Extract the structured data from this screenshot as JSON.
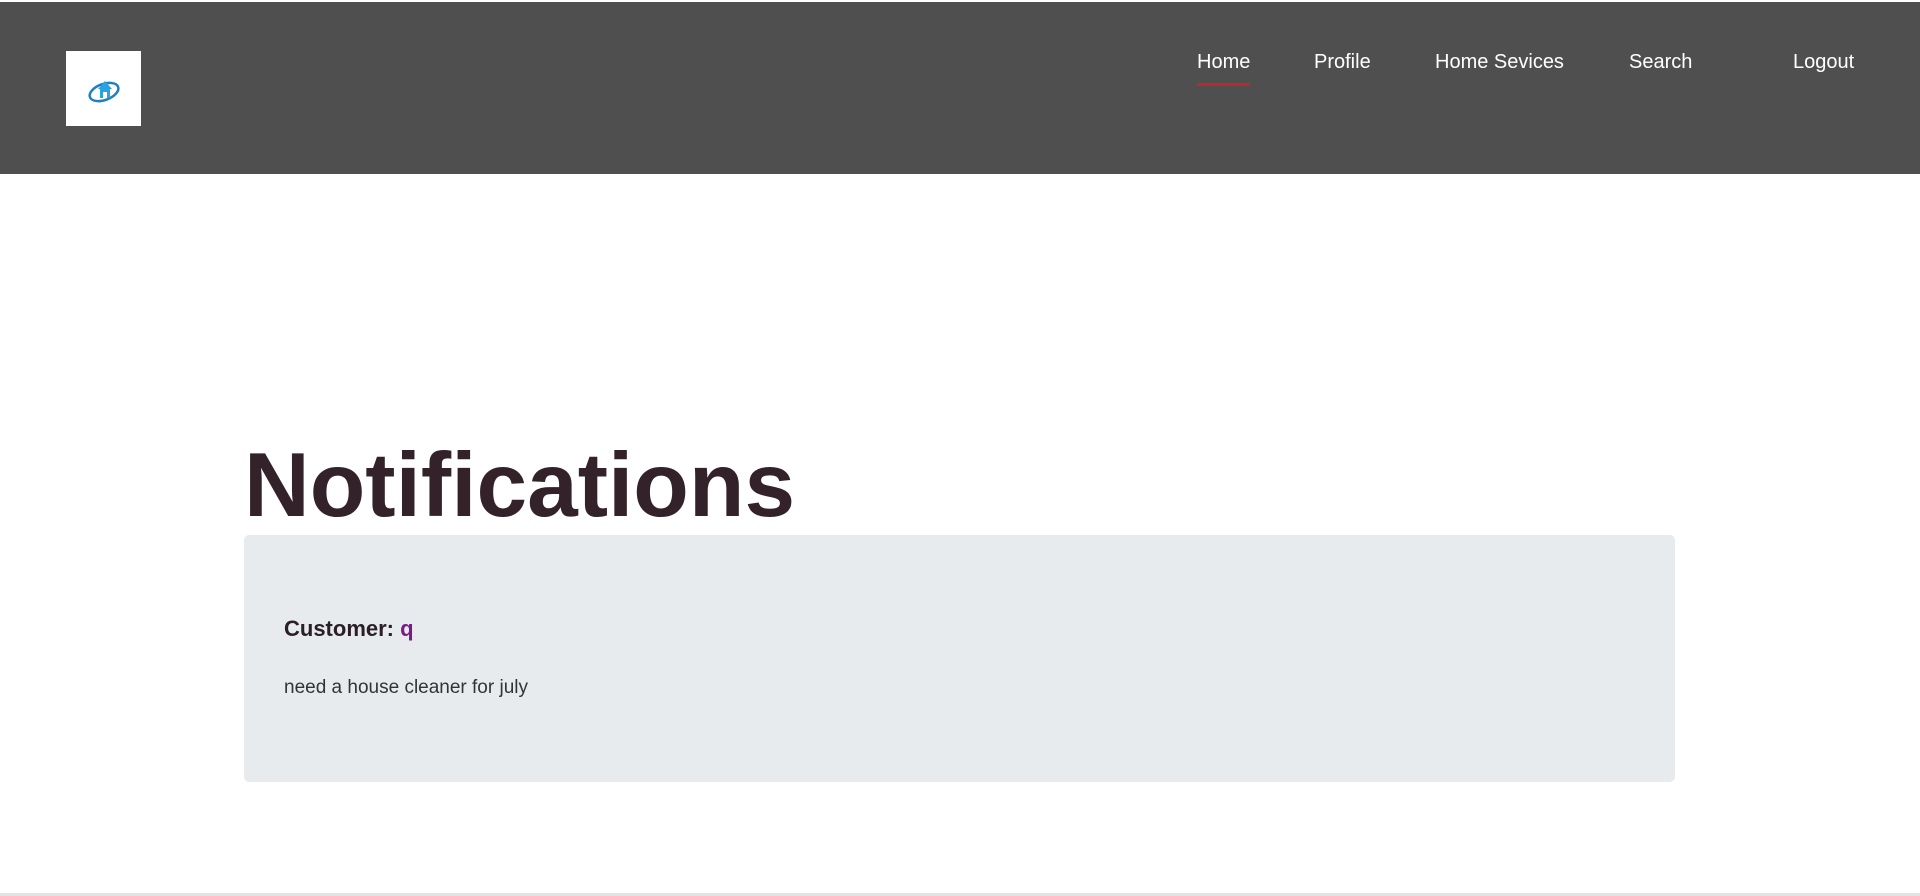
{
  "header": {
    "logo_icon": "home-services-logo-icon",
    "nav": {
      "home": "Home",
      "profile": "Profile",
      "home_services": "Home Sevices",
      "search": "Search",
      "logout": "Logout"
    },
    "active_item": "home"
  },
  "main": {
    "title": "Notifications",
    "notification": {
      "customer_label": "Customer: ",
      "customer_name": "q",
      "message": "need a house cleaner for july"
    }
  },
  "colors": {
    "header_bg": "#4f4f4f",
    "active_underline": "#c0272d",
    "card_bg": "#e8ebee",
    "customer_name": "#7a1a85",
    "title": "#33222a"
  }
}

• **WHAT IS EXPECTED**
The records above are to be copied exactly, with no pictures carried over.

• **ANSWER TO THIS TASK**
Extract the structured data from this screenshot as JSON.
{
  "header": {
    "logo_icon": "home-services-logo-icon",
    "nav": {
      "home": "Home",
      "profile": "Profile",
      "home_services": "Home Sevices",
      "search": "Search",
      "logout": "Logout"
    },
    "active_item": "home"
  },
  "main": {
    "title": "Notifications",
    "notification": {
      "customer_label": "Customer: ",
      "customer_name": "q",
      "message": "need a house cleaner for july"
    }
  },
  "colors": {
    "header_bg": "#4f4f4f",
    "active_underline": "#c0272d",
    "card_bg": "#e8ebee",
    "customer_name": "#7a1a85",
    "title": "#33222a"
  }
}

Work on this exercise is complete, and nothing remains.